Each line of the listing where "Area" appears should be reported.

**Source data**
= Beginning of Section =
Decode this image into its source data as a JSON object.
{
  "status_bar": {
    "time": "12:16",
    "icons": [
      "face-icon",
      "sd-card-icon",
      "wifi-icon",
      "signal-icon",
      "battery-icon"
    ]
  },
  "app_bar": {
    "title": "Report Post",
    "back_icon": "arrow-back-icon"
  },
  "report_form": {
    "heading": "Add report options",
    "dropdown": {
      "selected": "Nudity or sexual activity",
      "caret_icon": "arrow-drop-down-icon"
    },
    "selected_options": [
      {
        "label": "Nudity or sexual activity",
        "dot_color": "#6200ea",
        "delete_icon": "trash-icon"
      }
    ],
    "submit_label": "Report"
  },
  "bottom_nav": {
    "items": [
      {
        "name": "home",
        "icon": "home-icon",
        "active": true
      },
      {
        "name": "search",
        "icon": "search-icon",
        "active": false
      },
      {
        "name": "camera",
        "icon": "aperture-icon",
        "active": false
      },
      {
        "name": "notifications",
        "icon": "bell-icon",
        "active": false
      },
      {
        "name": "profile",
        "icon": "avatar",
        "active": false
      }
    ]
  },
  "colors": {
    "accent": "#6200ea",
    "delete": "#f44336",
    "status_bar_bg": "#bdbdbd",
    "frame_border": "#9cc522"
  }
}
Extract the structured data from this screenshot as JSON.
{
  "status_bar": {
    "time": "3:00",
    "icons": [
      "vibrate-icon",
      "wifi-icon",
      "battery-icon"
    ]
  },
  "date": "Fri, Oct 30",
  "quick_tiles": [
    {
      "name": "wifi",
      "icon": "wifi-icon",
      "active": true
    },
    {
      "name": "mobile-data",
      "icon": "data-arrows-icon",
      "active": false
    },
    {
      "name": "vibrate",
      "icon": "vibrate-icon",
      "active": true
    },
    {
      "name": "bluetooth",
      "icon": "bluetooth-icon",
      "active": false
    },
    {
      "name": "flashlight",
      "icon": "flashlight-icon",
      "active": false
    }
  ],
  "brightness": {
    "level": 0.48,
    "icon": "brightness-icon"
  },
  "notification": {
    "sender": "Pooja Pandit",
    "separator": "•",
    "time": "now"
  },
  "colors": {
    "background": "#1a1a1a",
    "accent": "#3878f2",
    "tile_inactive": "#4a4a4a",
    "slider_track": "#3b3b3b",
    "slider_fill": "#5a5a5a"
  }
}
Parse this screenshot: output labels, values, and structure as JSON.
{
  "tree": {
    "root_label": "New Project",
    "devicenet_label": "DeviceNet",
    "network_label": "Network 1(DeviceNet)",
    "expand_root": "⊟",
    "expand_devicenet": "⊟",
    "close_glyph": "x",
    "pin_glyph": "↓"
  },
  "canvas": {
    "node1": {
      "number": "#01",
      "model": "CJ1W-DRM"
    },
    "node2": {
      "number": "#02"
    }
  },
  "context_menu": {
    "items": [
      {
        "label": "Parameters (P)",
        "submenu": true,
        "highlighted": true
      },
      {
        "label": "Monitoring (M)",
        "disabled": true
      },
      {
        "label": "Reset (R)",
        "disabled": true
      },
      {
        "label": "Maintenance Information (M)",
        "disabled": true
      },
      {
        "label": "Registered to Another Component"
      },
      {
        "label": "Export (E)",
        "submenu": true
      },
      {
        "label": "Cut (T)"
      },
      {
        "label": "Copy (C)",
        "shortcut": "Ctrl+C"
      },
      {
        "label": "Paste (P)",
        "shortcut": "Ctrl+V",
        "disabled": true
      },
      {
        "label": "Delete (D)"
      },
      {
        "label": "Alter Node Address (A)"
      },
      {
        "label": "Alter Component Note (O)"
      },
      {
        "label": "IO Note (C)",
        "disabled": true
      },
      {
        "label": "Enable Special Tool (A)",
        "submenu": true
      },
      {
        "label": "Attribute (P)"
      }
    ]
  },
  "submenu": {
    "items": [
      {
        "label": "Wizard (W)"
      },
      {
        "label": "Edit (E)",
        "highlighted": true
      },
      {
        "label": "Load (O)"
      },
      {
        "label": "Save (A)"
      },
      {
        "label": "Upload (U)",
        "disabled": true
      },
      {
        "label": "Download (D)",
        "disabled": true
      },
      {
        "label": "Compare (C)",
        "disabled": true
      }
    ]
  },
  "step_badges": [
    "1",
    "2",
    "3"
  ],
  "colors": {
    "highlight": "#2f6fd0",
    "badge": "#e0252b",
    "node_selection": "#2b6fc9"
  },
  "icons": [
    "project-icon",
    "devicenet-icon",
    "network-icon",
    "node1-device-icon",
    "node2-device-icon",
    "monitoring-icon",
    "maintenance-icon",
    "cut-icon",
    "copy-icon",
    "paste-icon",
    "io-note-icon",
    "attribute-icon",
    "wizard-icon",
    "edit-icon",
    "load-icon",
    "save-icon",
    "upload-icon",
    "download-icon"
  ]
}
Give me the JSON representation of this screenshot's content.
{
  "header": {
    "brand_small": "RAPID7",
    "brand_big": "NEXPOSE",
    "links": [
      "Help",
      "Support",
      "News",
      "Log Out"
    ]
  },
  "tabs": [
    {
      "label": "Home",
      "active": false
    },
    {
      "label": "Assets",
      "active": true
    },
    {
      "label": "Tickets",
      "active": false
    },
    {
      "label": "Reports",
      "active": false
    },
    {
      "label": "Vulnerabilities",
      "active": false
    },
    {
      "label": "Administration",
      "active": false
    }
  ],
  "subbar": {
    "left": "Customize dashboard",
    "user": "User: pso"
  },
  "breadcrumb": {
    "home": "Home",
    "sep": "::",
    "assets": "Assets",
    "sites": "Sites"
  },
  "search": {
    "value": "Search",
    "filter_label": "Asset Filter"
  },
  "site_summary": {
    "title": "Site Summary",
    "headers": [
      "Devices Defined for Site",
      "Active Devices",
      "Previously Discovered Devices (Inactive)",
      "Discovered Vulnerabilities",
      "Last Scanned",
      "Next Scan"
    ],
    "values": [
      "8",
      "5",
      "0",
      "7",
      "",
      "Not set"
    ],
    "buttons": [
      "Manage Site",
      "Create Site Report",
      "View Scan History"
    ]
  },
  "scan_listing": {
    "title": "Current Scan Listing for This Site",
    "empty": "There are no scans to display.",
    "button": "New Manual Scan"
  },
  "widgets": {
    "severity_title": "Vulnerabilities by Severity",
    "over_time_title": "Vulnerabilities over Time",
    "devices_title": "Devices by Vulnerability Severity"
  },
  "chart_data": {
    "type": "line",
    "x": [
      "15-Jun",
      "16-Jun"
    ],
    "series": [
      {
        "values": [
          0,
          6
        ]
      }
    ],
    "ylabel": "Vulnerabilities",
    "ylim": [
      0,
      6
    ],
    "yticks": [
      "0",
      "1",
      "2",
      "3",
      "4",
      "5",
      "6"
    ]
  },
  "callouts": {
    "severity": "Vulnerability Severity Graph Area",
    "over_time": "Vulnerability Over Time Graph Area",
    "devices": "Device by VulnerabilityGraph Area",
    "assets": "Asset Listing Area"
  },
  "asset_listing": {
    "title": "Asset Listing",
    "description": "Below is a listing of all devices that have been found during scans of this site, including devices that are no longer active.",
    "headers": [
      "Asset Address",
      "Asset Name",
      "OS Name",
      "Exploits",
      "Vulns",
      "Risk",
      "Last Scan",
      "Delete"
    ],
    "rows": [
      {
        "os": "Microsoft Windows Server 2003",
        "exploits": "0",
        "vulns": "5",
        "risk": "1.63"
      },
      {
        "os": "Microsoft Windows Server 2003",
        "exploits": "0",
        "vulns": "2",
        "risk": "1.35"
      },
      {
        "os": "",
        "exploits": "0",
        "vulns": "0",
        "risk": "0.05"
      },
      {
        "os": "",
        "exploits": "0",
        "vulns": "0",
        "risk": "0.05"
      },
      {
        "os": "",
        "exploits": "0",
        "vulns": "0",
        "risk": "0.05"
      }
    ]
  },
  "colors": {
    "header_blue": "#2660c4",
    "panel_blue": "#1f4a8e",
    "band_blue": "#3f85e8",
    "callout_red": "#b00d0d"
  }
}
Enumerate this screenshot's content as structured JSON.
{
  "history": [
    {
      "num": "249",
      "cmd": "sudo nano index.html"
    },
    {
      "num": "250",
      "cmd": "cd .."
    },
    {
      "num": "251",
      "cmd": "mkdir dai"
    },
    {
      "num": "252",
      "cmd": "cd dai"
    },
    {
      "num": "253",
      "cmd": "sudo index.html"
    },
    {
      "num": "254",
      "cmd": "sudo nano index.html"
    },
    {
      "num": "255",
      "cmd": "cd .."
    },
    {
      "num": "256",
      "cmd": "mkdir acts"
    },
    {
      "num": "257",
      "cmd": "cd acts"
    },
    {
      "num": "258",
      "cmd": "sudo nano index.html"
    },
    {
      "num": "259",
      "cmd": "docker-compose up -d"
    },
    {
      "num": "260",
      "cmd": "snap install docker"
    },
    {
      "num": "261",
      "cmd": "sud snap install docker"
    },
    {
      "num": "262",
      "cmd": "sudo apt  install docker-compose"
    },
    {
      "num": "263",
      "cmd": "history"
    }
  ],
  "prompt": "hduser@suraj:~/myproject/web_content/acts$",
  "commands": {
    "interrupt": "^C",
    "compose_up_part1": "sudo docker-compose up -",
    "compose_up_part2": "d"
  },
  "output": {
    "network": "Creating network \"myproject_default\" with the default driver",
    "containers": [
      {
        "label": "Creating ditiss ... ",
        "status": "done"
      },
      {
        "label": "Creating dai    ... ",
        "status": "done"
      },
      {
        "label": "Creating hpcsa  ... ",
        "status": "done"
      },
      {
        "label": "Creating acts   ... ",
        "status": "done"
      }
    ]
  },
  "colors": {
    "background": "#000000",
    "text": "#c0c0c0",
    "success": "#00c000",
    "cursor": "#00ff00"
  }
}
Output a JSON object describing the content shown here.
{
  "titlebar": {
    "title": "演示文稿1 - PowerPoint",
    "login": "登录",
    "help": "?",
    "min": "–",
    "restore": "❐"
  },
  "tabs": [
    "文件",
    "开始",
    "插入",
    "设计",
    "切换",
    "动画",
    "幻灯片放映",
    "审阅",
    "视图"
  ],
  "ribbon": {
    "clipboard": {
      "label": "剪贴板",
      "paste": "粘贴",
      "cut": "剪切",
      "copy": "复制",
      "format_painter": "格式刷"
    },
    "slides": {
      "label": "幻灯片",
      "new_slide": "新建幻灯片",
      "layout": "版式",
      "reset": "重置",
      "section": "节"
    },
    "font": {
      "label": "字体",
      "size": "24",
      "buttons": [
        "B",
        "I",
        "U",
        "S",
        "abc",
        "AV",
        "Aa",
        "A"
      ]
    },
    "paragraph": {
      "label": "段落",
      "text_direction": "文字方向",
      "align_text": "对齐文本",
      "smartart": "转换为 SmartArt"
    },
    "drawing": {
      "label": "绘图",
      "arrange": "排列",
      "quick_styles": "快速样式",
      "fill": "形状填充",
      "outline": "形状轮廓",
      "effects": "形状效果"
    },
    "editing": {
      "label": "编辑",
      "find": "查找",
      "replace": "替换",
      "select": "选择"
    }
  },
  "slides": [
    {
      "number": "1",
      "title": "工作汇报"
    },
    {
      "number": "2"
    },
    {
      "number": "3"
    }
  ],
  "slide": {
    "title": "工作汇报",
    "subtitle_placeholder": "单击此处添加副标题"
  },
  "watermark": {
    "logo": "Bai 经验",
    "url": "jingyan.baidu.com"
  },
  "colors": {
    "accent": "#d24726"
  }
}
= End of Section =
**Solution to this task**
    "severity": "Vulnerability Severity Graph Area",
    "over_time": "Vulnerability Over Time Graph Area",
    "devices": "Device by VulnerabilityGraph Area",
    "assets": "Asset Listing Area"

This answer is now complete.